"There are two recordings, which are part of my 'desert-island' disc, you know! One is called Signature Series Volume II. Whenever I need to wipe the slate clean, I listen to it." 

His impressions of Khan sahaab as a person? "A very, very powerful musician and personality."

"I was fortunate to become friends with his family, his son Alam and his wife Mary," he added. "They were the most close-knit, sweet kind of family–like mine. It was so nice to see. Most musical families are not that together."

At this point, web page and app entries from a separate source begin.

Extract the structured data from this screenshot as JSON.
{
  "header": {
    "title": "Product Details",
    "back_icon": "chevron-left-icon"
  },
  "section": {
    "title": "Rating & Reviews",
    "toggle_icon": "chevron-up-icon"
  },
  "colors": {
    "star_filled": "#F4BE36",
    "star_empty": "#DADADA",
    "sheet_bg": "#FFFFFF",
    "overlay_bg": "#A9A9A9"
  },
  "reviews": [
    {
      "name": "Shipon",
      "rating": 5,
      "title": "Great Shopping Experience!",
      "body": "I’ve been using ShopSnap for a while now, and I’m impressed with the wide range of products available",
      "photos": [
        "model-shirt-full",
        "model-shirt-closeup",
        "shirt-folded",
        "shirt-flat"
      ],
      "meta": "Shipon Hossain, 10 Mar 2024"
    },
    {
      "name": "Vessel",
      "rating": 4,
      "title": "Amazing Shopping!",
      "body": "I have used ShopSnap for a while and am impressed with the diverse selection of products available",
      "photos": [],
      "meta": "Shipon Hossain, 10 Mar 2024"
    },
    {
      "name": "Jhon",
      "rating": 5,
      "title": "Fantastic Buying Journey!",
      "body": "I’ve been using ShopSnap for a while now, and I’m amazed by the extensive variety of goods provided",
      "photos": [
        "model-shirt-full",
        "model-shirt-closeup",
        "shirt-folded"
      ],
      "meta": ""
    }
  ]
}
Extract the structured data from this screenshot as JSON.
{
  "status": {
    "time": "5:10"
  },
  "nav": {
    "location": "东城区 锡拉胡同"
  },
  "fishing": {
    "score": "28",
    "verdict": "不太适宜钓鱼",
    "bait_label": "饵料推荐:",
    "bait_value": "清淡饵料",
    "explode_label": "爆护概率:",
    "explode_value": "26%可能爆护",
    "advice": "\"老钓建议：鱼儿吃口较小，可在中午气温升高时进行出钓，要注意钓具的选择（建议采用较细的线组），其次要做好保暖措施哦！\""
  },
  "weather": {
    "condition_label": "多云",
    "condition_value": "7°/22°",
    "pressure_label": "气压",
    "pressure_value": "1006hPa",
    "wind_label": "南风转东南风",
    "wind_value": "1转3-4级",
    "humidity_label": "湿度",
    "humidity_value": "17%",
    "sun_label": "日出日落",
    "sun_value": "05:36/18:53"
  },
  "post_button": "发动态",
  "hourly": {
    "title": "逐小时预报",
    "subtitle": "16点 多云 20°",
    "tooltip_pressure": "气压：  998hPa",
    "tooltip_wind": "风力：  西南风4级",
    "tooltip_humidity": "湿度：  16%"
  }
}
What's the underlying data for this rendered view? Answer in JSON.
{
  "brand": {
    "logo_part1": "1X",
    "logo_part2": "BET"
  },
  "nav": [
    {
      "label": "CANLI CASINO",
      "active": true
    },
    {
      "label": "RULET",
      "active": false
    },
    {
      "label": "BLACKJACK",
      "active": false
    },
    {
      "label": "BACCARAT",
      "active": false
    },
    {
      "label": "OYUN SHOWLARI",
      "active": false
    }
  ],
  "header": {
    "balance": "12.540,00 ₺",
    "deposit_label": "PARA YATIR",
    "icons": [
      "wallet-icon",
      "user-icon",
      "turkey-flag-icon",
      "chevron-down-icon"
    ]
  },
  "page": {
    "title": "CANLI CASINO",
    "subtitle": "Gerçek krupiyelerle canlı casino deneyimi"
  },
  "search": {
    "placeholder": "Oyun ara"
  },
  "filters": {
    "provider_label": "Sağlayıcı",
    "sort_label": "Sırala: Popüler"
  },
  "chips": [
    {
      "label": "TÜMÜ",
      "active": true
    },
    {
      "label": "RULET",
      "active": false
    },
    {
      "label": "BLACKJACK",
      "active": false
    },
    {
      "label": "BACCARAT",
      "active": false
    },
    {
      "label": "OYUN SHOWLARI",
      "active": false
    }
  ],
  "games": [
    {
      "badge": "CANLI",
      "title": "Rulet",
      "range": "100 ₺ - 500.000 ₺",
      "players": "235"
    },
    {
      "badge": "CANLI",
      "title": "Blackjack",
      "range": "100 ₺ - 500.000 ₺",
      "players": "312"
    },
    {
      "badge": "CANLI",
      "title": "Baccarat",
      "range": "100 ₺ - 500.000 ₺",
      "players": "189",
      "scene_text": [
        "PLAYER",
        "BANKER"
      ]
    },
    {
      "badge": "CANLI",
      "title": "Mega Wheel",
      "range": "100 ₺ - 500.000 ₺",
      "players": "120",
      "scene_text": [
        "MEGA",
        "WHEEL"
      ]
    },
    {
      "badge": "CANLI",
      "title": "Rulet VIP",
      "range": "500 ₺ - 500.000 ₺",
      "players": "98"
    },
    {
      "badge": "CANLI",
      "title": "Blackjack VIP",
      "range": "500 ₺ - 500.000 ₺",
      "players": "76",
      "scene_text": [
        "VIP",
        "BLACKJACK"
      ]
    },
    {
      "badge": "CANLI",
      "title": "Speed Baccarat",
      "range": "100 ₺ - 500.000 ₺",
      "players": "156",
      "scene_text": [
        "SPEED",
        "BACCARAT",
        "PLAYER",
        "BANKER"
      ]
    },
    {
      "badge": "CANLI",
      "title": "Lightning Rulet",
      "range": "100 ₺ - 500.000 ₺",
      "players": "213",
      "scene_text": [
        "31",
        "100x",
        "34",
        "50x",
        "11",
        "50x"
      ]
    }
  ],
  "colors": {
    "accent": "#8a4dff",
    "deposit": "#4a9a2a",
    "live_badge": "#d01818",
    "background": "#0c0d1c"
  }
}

Trucks, an eclectic, return to roots, mainly slide-guitar player whose kind of rock music combines the blues, bits of jazz, African, and Indian music, is the nephew of Allman Brothers Band drummer Butch Trucks. Derek is married to Susan Tedeschi, a mean blues singer in her own right. They have two children, son Charles Khalil Trucks, 9, and daughter Sophia Naima Trucks. Charles gets his middle name from the author. And Naima is one of jazz legend John Coltrane's most haunting ballads.

Trucks and Tedeschi often perform and tour together, and they travel as a family. There too, he said, Ustad Ali Akbar Khan was an inspiration.

"The focus on family and music -- it's inspiring to see that [about Ustad Khan's family]. You know, most musical families are not that together," said Trucks, who on June 22 begins a tour that will take him across America, to Canada, the UK, Germany, Italy and Japan. "A family that can put so much time and devotion into music and yet be so together, it is an inspiration for my own."

Sumit Bhattacharya